Oh, the drama! Oh, the supernaturality! Oh, the crawfish! Mon dieu. Next stop is the bayou, my friends, so buckle your seat belts. We'll be encountering some *gasp* whiny, Creole vampires with too much time and money on their hands. 

Also food. There will be food. 


Before I begin delving into my experiences with the literature, culture, food, food, and food of Louisiana, I want to take a moment to talk about Bookpacking and what it means to me (and I think...hope...our fearless leader, Andrew, agrees).

I was first struck with the power of setting in literature when I was 13 years old, opening up Wuthering Heights for the first time. The novel intrigued me. It overcame me. It scared the daylights out of me. I have since read Emily Bronte's enduring story of destructive love on the desolate and beautiful moors of northern England a dozen times, and each time I learn something new. However, what never changes in my digestion of Wuthering Heights is the profound effect the moors themselves have on the story and its characters. Wuthering Heights is a study in how the powerful evocation of a particular setting can turn it into another character.

Since first reading that novel, I have been (quite frankly) obsessed with immersing myself in and trying to understand the impact of setting in every work I read. Mid-20th century Southern California in Mildred Pierce, pre-revolution Russia in Anna Karenina, New York during the Roaring '20's in The Great Gatsby, Ireland prior to the War of Independence in Dubliners, and the list goes on. Because I so appreciate how setting informs a story, my own creative writing is, for the most part, heavily steeped in the culture of New England. Being from just outside Boston, I understand the character of this particular region of the country and use this knowledge to create stories I view as time capsules of a place and time – my place and time.

For me, the opportunity to be a "Bookpacker" epitomizes one of the things I love most about literature – to immerse oneself in the culture of a setting with which one might not be familiar. I had never been to southern Louisiana prior to this trip, but I already feel as though I am getting a glimpse into the world of Edna Pontellier, Lestat de Lioncourt, and Ignatius J. Reilly (to name a few) in a way few other people do. Who better to teach me about the uniqueness of New Orleans than these characters and the authors who created them?

That's me and Sarah. Sarah's nice. And cool. And Scottish.

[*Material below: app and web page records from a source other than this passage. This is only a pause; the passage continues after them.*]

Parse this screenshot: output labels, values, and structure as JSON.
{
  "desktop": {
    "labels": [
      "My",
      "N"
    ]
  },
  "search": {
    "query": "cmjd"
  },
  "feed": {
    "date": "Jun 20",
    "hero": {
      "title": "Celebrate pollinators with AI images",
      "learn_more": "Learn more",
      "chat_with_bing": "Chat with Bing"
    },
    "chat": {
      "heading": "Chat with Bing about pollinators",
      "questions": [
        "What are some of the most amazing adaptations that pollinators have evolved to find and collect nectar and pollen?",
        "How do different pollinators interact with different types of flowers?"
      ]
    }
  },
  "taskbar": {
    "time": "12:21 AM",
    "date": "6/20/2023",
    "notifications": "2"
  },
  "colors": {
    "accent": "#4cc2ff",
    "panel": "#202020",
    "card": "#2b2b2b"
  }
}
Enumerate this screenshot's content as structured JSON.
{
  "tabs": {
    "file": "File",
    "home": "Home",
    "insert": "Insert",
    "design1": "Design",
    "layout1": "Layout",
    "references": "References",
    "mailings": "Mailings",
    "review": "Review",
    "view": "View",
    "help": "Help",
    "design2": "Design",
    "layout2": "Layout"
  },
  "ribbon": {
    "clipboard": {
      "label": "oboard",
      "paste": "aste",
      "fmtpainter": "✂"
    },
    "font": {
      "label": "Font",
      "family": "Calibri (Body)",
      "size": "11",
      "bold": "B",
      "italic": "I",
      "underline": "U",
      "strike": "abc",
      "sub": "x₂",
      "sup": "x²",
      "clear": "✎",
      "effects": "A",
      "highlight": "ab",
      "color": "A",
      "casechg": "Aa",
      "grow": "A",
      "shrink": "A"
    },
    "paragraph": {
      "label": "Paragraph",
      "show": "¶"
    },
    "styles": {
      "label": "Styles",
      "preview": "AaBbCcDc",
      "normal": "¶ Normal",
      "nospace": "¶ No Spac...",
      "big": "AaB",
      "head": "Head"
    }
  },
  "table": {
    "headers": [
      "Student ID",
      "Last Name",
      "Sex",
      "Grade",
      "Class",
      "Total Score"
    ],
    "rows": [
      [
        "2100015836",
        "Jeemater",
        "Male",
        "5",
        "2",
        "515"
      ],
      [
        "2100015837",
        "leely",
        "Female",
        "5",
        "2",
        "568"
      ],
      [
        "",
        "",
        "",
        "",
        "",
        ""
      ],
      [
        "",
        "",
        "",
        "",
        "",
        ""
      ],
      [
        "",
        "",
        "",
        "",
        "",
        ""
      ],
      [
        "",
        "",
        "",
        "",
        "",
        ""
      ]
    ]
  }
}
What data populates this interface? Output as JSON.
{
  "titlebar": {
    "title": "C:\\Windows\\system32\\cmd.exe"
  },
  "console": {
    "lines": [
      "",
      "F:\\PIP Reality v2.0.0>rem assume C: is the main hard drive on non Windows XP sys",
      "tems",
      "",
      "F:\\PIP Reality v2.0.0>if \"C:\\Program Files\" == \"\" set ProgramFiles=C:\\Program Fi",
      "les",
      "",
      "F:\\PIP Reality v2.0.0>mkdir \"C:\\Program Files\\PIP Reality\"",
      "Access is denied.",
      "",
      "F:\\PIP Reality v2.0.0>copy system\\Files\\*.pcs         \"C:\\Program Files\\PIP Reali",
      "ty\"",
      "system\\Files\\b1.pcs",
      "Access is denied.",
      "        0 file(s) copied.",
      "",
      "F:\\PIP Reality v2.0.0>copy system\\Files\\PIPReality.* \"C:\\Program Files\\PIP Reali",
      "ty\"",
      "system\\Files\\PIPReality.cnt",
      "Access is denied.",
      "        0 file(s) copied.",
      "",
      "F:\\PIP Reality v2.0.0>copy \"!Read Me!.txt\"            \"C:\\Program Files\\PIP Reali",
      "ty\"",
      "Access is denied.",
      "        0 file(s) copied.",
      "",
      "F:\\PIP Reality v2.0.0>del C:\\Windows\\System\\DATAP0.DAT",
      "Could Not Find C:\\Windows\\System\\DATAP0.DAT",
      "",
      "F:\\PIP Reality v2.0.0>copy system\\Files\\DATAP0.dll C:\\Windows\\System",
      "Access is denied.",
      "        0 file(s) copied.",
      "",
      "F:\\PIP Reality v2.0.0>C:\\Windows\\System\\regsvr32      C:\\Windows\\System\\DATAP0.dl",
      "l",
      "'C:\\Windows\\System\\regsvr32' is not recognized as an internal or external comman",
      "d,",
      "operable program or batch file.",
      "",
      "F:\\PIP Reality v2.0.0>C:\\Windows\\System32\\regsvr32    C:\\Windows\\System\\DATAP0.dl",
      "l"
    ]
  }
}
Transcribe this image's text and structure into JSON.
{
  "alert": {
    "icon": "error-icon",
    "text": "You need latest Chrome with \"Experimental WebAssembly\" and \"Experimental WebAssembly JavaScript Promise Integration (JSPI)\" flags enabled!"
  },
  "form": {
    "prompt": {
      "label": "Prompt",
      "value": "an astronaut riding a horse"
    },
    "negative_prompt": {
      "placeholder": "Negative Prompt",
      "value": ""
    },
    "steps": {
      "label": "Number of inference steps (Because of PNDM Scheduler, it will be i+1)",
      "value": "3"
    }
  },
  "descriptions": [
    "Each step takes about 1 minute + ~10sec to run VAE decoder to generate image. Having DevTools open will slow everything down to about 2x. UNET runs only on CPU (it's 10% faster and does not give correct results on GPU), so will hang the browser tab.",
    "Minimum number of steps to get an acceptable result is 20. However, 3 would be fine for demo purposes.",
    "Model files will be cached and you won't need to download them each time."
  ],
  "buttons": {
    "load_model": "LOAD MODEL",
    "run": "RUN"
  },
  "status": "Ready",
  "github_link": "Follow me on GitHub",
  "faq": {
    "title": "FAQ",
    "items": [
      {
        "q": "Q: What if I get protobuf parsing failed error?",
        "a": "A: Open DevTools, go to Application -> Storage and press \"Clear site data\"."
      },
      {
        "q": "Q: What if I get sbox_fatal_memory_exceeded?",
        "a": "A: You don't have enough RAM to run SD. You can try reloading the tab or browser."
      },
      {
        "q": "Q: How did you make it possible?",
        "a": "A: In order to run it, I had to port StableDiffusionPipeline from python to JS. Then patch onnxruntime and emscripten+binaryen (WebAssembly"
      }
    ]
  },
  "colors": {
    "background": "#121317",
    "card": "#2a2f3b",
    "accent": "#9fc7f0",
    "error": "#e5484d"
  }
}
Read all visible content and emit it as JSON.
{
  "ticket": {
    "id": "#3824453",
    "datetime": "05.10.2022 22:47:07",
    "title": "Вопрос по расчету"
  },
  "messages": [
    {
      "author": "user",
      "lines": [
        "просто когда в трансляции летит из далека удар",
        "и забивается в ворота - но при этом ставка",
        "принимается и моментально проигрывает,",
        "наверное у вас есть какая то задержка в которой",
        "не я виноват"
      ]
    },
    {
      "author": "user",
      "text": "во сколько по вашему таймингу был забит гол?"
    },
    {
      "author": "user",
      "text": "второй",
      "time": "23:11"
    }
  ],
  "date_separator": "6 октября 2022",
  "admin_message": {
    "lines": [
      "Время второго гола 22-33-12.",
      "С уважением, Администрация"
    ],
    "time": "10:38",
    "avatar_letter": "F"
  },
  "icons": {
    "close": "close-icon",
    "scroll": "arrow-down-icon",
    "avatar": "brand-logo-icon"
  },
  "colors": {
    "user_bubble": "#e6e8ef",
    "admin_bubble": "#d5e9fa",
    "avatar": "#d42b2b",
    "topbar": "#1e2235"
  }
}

That's me and Sarah. Sarah's nice. And cool. And Scottish.

So many people nowadays would have us believe that fiction doesn’t matter. It’s frivolous and it won’t cure cancer. Yes, it’s true you won’t find the cure for cancer within the pages of A Confederacy of Dunces. But what you will find is the key to unlocking something we, as human beings, strive and struggle for every day – understanding.

Peoples, cultures, nations impose narratives on other peoples, cultures, nations and, too often, the truth of identity gets lost along the way. But the narratives about ourselves, provided by we, ourselves – that’s where truth lives. Who are we, if not the stories we tell? If everyone travelled with a book in their hand – a true book that speaks with the voice of a place and a people – then I think we’d all be much better at the art of understanding.

So…yeah. That’s what Bookpacking means to me. Hope y’all like my blog!